### Provided data
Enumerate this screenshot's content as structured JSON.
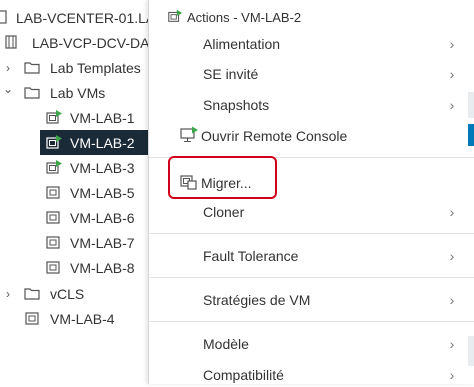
{
  "tree": {
    "items": [
      {
        "label": "LAB-VCENTER-01.LA",
        "icon": "vcenter-icon",
        "caret": ""
      },
      {
        "label": "LAB-VCP-DCV-DA",
        "icon": "datacenter-icon",
        "caret": ""
      },
      {
        "label": "Lab Templates",
        "icon": "folder-icon",
        "caret": "›"
      },
      {
        "label": "Lab VMs",
        "icon": "folder-icon",
        "caret": "⌄"
      },
      {
        "label": "VM-LAB-1",
        "icon": "vm-powered-on-icon",
        "caret": ""
      },
      {
        "label": "VM-LAB-2",
        "icon": "vm-powered-on-icon",
        "caret": ""
      },
      {
        "label": "VM-LAB-3",
        "icon": "vm-powered-on-icon",
        "caret": ""
      },
      {
        "label": "VM-LAB-5",
        "icon": "vm-icon",
        "caret": ""
      },
      {
        "label": "VM-LAB-6",
        "icon": "vm-icon",
        "caret": ""
      },
      {
        "label": "VM-LAB-7",
        "icon": "vm-icon",
        "caret": ""
      },
      {
        "label": "VM-LAB-8",
        "icon": "vm-icon",
        "caret": ""
      },
      {
        "label": "vCLS",
        "icon": "folder-icon",
        "caret": "›"
      },
      {
        "label": "VM-LAB-4",
        "icon": "vm-icon",
        "caret": ""
      }
    ],
    "selected": "VM-LAB-2"
  },
  "menu": {
    "header": "Actions - VM-LAB-2",
    "items": [
      {
        "label": "Alimentation",
        "submenu": true
      },
      {
        "label": "SE invité",
        "submenu": true
      },
      {
        "label": "Snapshots",
        "submenu": true
      },
      {
        "label": "Ouvrir Remote Console",
        "submenu": false
      },
      {
        "label": "Migrer...",
        "submenu": false
      },
      {
        "label": "Cloner",
        "submenu": true
      },
      {
        "label": "Fault Tolerance",
        "submenu": true
      },
      {
        "label": "Stratégies de VM",
        "submenu": true
      },
      {
        "label": "Modèle",
        "submenu": true
      },
      {
        "label": "Compatibilité",
        "submenu": true
      }
    ],
    "highlighted": "Migrer..."
  },
  "colors": {
    "selection": "#1b2a37",
    "vm_power_on": "#3aa648",
    "highlight_box": "#d0021b"
  }
}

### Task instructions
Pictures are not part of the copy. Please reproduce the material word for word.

### Exercise answer
Enumerate this screenshot's content as structured JSON.
{
  "tree": {
    "items": [
      {
        "label": "LAB-VCENTER-01.LA",
        "icon": "vcenter-icon",
        "caret": ""
      },
      {
        "label": "LAB-VCP-DCV-DA",
        "icon": "datacenter-icon",
        "caret": ""
      },
      {
        "label": "Lab Templates",
        "icon": "folder-icon",
        "caret": "›"
      },
      {
        "label": "Lab VMs",
        "icon": "folder-icon",
        "caret": "⌄"
      },
      {
        "label": "VM-LAB-1",
        "icon": "vm-powered-on-icon",
        "caret": ""
      },
      {
        "label": "VM-LAB-2",
        "icon": "vm-powered-on-icon",
        "caret": ""
      },
      {
        "label": "VM-LAB-3",
        "icon": "vm-powered-on-icon",
        "caret": ""
      },
      {
        "label": "VM-LAB-5",
        "icon": "vm-icon",
        "caret": ""
      },
      {
        "label": "VM-LAB-6",
        "icon": "vm-icon",
        "caret": ""
      },
      {
        "label": "VM-LAB-7",
        "icon": "vm-icon",
        "caret": ""
      },
      {
        "label": "VM-LAB-8",
        "icon": "vm-icon",
        "caret": ""
      },
      {
        "label": "vCLS",
        "icon": "folder-icon",
        "caret": "›"
      },
      {
        "label": "VM-LAB-4",
        "icon": "vm-icon",
        "caret": ""
      }
    ],
    "selected": "VM-LAB-2"
  },
  "menu": {
    "header": "Actions - VM-LAB-2",
    "items": [
      {
        "label": "Alimentation",
        "submenu": true
      },
      {
        "label": "SE invité",
        "submenu": true
      },
      {
        "label": "Snapshots",
        "submenu": true
      },
      {
        "label": "Ouvrir Remote Console",
        "submenu": false
      },
      {
        "label": "Migrer...",
        "submenu": false
      },
      {
        "label": "Cloner",
        "submenu": true
      },
      {
        "label": "Fault Tolerance",
        "submenu": true
      },
      {
        "label": "Stratégies de VM",
        "submenu": true
      },
      {
        "label": "Modèle",
        "submenu": true
      },
      {
        "label": "Compatibilité",
        "submenu": true
      }
    ],
    "highlighted": "Migrer..."
  },
  "colors": {
    "selection": "#1b2a37",
    "vm_power_on": "#3aa648",
    "highlight_box": "#d0021b"
  }
}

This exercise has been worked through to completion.